Exercise: All lines holding the string "text" should be copied from the data below.

The data:

-- Opening Marker --

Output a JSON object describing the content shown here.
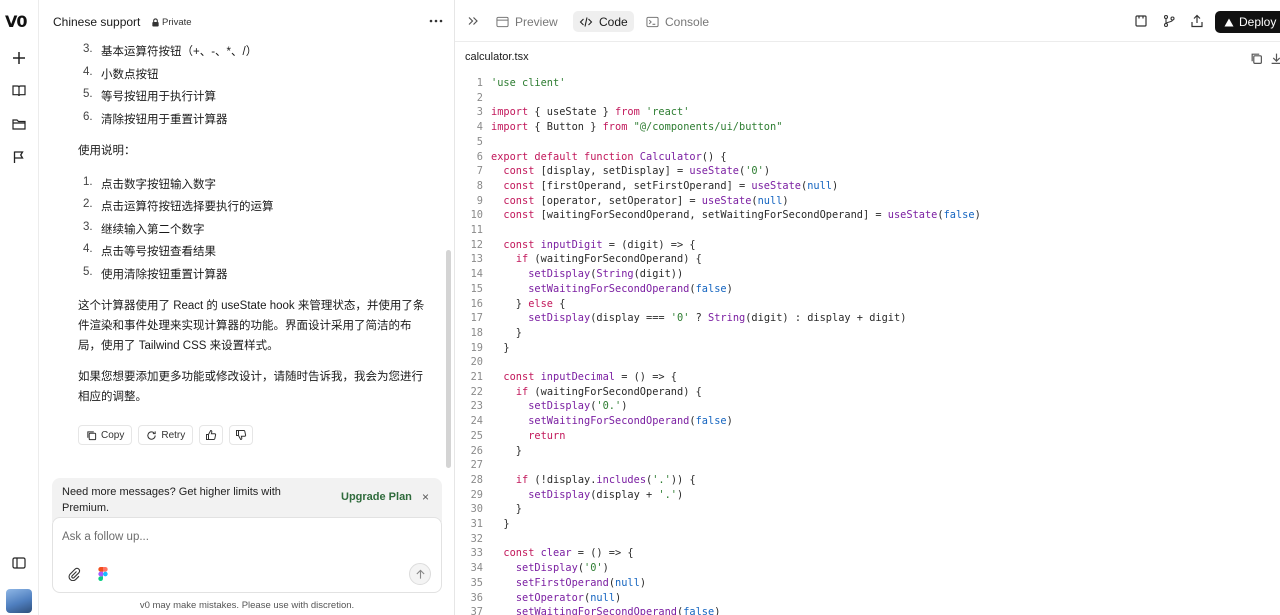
{
  "rail": {
    "logo": "V0",
    "items": [
      {
        "name": "plus-icon"
      },
      {
        "name": "book-icon"
      },
      {
        "name": "folder-icon"
      },
      {
        "name": "flag-icon"
      },
      {
        "name": "sidebar-toggle-icon"
      }
    ]
  },
  "chat": {
    "title": "Chinese support",
    "privacy": "Private",
    "list_a": [
      {
        "num": "3.",
        "text": "基本运算符按钮（+、-、*、/）"
      },
      {
        "num": "4.",
        "text": "小数点按钮"
      },
      {
        "num": "5.",
        "text": "等号按钮用于执行计算"
      },
      {
        "num": "6.",
        "text": "清除按钮用于重置计算器"
      }
    ],
    "usage_heading": "使用说明：",
    "list_b": [
      {
        "num": "1.",
        "text": "点击数字按钮输入数字"
      },
      {
        "num": "2.",
        "text": "点击运算符按钮选择要执行的运算"
      },
      {
        "num": "3.",
        "text": "继续输入第二个数字"
      },
      {
        "num": "4.",
        "text": "点击等号按钮查看结果"
      },
      {
        "num": "5.",
        "text": "使用清除按钮重置计算器"
      }
    ],
    "para1": "这个计算器使用了 React 的 useState hook 来管理状态，并使用了条件渲染和事件处理来实现计算器的功能。界面设计采用了简洁的布局，使用了 Tailwind CSS 来设置样式。",
    "para2": "如果您想要添加更多功能或修改设计，请随时告诉我，我会为您进行相应的调整。",
    "actions": {
      "copy": "Copy",
      "retry": "Retry"
    },
    "upsell": {
      "text": "Need more messages? Get higher limits with Premium.",
      "cta": "Upgrade Plan",
      "close": "×"
    },
    "composer": {
      "placeholder": "Ask a follow up..."
    },
    "disclaimer": "v0 may make mistakes. Please use with discretion."
  },
  "code_panel": {
    "tabs": {
      "preview": "Preview",
      "code": "Code",
      "console": "Console"
    },
    "deploy": "Deploy",
    "filename": "calculator.tsx",
    "lines": [
      [
        [
          "s",
          "'use client'"
        ]
      ],
      [],
      [
        [
          "k",
          "import"
        ],
        [
          "p",
          " { useState } "
        ],
        [
          "k",
          "from"
        ],
        [
          "s",
          " 'react'"
        ]
      ],
      [
        [
          "k",
          "import"
        ],
        [
          "p",
          " { Button } "
        ],
        [
          "k",
          "from"
        ],
        [
          "s",
          " \"@/components/ui/button\""
        ]
      ],
      [],
      [
        [
          "k",
          "export default function"
        ],
        [
          "f",
          " Calculator"
        ],
        [
          "p",
          "() {"
        ]
      ],
      [
        [
          "p",
          "  "
        ],
        [
          "k",
          "const"
        ],
        [
          "p",
          " [display, setDisplay] = "
        ],
        [
          "f",
          "useState"
        ],
        [
          "p",
          "("
        ],
        [
          "s",
          "'0'"
        ],
        [
          "p",
          ")"
        ]
      ],
      [
        [
          "p",
          "  "
        ],
        [
          "k",
          "const"
        ],
        [
          "p",
          " [firstOperand, setFirstOperand] = "
        ],
        [
          "f",
          "useState"
        ],
        [
          "p",
          "("
        ],
        [
          "b",
          "null"
        ],
        [
          "p",
          ")"
        ]
      ],
      [
        [
          "p",
          "  "
        ],
        [
          "k",
          "const"
        ],
        [
          "p",
          " [operator, setOperator] = "
        ],
        [
          "f",
          "useState"
        ],
        [
          "p",
          "("
        ],
        [
          "b",
          "null"
        ],
        [
          "p",
          ")"
        ]
      ],
      [
        [
          "p",
          "  "
        ],
        [
          "k",
          "const"
        ],
        [
          "p",
          " [waitingForSecondOperand, setWaitingForSecondOperand] = "
        ],
        [
          "f",
          "useState"
        ],
        [
          "p",
          "("
        ],
        [
          "b",
          "false"
        ],
        [
          "p",
          ")"
        ]
      ],
      [],
      [
        [
          "p",
          "  "
        ],
        [
          "k",
          "const"
        ],
        [
          "f",
          " inputDigit"
        ],
        [
          "p",
          " = (digit) => {"
        ]
      ],
      [
        [
          "p",
          "    "
        ],
        [
          "k",
          "if"
        ],
        [
          "p",
          " (waitingForSecondOperand) {"
        ]
      ],
      [
        [
          "p",
          "      "
        ],
        [
          "f",
          "setDisplay"
        ],
        [
          "p",
          "("
        ],
        [
          "f",
          "String"
        ],
        [
          "p",
          "(digit))"
        ]
      ],
      [
        [
          "p",
          "      "
        ],
        [
          "f",
          "setWaitingForSecondOperand"
        ],
        [
          "p",
          "("
        ],
        [
          "b",
          "false"
        ],
        [
          "p",
          ")"
        ]
      ],
      [
        [
          "p",
          "    } "
        ],
        [
          "k",
          "else"
        ],
        [
          "p",
          " {"
        ]
      ],
      [
        [
          "p",
          "      "
        ],
        [
          "f",
          "setDisplay"
        ],
        [
          "p",
          "(display === "
        ],
        [
          "s",
          "'0'"
        ],
        [
          "p",
          " ? "
        ],
        [
          "f",
          "String"
        ],
        [
          "p",
          "(digit) : display + digit)"
        ]
      ],
      [
        [
          "p",
          "    }"
        ]
      ],
      [
        [
          "p",
          "  }"
        ]
      ],
      [],
      [
        [
          "p",
          "  "
        ],
        [
          "k",
          "const"
        ],
        [
          "f",
          " inputDecimal"
        ],
        [
          "p",
          " = () => {"
        ]
      ],
      [
        [
          "p",
          "    "
        ],
        [
          "k",
          "if"
        ],
        [
          "p",
          " (waitingForSecondOperand) {"
        ]
      ],
      [
        [
          "p",
          "      "
        ],
        [
          "f",
          "setDisplay"
        ],
        [
          "p",
          "("
        ],
        [
          "s",
          "'0.'"
        ],
        [
          "p",
          ")"
        ]
      ],
      [
        [
          "p",
          "      "
        ],
        [
          "f",
          "setWaitingForSecondOperand"
        ],
        [
          "p",
          "("
        ],
        [
          "b",
          "false"
        ],
        [
          "p",
          ")"
        ]
      ],
      [
        [
          "p",
          "      "
        ],
        [
          "k",
          "return"
        ]
      ],
      [
        [
          "p",
          "    }"
        ]
      ],
      [],
      [
        [
          "p",
          "    "
        ],
        [
          "k",
          "if"
        ],
        [
          "p",
          " (!display."
        ],
        [
          "f",
          "includes"
        ],
        [
          "p",
          "("
        ],
        [
          "s",
          "'.'"
        ],
        [
          "p",
          ")) {"
        ]
      ],
      [
        [
          "p",
          "      "
        ],
        [
          "f",
          "setDisplay"
        ],
        [
          "p",
          "(display + "
        ],
        [
          "s",
          "'.'"
        ],
        [
          "p",
          ")"
        ]
      ],
      [
        [
          "p",
          "    }"
        ]
      ],
      [
        [
          "p",
          "  }"
        ]
      ],
      [],
      [
        [
          "p",
          "  "
        ],
        [
          "k",
          "const"
        ],
        [
          "f",
          " clear"
        ],
        [
          "p",
          " = () => {"
        ]
      ],
      [
        [
          "p",
          "    "
        ],
        [
          "f",
          "setDisplay"
        ],
        [
          "p",
          "("
        ],
        [
          "s",
          "'0'"
        ],
        [
          "p",
          ")"
        ]
      ],
      [
        [
          "p",
          "    "
        ],
        [
          "f",
          "setFirstOperand"
        ],
        [
          "p",
          "("
        ],
        [
          "b",
          "null"
        ],
        [
          "p",
          ")"
        ]
      ],
      [
        [
          "p",
          "    "
        ],
        [
          "f",
          "setOperator"
        ],
        [
          "p",
          "("
        ],
        [
          "b",
          "null"
        ],
        [
          "p",
          ")"
        ]
      ],
      [
        [
          "p",
          "    "
        ],
        [
          "f",
          "setWaitingForSecondOperand"
        ],
        [
          "p",
          "("
        ],
        [
          "b",
          "false"
        ],
        [
          "p",
          ")"
        ]
      ]
    ]
  },
  "colors": {
    "keyword": "#c2185b",
    "string": "#2e7d32",
    "function": "#7b1fa2",
    "literal": "#1565c0",
    "upgrade": "#2f6b3c",
    "deploy_bg": "#111111"
  }
}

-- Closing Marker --

Written solution:
        "text": "基本运算符按钮（+、-、*、/）"
        "text": "小数点按钮"
        "text": "等号按钮用于执行计算"
        "text": "清除按钮用于重置计算器"
        "text": "点击数字按钮输入数字"
        "text": "点击运算符按钮选择要执行的运算"
        "text": "继续输入第二个数字"
        "text": "点击等号按钮查看结果"
        "text": "使用清除按钮重置计算器"
      "text": "Need more messages? Get higher limits with Premium.",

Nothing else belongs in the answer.